Supplied material —
+---+
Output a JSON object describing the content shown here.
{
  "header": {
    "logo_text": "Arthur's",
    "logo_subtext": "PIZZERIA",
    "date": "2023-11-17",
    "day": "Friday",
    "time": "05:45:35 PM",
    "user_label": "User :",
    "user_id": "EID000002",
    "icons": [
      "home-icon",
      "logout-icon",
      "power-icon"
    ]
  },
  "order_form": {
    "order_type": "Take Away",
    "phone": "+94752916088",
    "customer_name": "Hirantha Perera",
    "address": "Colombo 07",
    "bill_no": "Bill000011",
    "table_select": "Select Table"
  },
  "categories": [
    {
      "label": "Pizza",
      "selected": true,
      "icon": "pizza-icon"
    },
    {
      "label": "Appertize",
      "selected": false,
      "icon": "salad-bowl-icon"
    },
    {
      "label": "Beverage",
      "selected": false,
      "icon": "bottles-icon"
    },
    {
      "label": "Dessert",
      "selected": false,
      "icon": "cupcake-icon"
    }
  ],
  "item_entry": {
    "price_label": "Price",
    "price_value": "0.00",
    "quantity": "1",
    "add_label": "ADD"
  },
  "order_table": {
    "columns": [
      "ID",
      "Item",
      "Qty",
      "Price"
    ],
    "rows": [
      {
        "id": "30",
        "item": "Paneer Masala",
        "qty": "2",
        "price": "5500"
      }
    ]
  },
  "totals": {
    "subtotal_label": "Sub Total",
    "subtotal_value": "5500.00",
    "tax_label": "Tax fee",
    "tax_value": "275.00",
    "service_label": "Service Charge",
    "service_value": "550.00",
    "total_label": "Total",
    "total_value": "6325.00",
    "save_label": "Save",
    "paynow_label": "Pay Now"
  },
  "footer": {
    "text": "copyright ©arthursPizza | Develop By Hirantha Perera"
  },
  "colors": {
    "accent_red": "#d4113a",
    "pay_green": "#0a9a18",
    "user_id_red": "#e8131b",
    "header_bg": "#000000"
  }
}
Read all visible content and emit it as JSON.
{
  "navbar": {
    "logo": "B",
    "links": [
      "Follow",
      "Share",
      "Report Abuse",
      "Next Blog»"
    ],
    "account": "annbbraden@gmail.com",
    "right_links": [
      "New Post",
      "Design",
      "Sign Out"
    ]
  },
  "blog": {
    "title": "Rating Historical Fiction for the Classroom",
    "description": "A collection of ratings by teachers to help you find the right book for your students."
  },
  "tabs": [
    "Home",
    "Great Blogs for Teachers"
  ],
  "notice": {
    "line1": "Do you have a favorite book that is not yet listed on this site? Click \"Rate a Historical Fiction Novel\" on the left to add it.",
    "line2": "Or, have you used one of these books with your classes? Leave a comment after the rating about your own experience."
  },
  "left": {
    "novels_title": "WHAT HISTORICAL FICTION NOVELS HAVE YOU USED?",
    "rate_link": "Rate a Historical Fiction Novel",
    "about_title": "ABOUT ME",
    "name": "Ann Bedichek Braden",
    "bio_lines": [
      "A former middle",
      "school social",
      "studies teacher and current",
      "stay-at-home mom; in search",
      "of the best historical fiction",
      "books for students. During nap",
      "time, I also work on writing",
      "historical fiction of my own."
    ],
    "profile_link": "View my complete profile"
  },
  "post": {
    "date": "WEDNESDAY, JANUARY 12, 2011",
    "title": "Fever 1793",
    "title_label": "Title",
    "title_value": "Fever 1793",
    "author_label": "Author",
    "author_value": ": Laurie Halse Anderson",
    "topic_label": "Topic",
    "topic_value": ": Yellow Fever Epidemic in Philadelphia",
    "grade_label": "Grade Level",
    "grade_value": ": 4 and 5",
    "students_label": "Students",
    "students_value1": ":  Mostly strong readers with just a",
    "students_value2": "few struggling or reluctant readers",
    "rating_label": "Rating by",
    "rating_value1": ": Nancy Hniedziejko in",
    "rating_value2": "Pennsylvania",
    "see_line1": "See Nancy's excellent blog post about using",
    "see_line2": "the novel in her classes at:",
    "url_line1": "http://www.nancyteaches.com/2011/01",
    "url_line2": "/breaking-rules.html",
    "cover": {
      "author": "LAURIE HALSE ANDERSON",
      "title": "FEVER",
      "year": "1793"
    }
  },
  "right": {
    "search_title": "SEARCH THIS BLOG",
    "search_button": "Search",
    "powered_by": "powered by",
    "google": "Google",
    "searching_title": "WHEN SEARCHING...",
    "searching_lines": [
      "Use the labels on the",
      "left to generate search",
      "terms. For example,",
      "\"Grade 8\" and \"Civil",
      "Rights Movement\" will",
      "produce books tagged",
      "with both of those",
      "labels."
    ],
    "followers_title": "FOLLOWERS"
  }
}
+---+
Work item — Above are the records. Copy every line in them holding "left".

Response to the task —
    "line1": "Do you have a favorite book that is not yet listed on this site? Click \"Rate a Historical Fiction Novel\" on the left to add it.",
  "left": {
      "left to generate search",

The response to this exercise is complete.